WORK TASK: Every line of the records below that holds the word "desc" belongs in the answer.

Dataset rows for apps and sites
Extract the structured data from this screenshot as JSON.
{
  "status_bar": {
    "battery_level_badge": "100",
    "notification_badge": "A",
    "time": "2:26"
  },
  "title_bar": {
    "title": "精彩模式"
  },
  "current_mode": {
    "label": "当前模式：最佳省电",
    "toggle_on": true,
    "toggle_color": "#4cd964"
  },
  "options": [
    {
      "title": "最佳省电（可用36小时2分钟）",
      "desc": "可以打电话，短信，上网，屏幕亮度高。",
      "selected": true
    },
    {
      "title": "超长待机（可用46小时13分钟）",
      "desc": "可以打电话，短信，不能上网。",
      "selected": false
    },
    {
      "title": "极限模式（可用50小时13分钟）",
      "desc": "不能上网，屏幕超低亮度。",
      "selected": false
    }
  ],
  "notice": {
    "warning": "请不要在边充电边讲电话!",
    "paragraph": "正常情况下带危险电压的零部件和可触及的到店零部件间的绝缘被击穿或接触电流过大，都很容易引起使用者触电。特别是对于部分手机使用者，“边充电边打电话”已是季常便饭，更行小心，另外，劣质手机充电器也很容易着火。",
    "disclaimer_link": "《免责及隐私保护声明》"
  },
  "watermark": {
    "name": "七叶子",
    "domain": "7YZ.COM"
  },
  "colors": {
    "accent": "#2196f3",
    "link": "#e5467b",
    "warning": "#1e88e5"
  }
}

PROBLEM SOLUTION:
      "desc": "可以打电话，短信，上网，屏幕亮度高。",
      "desc": "可以打电话，短信，不能上网。",
      "desc": "不能上网，屏幕超低亮度。",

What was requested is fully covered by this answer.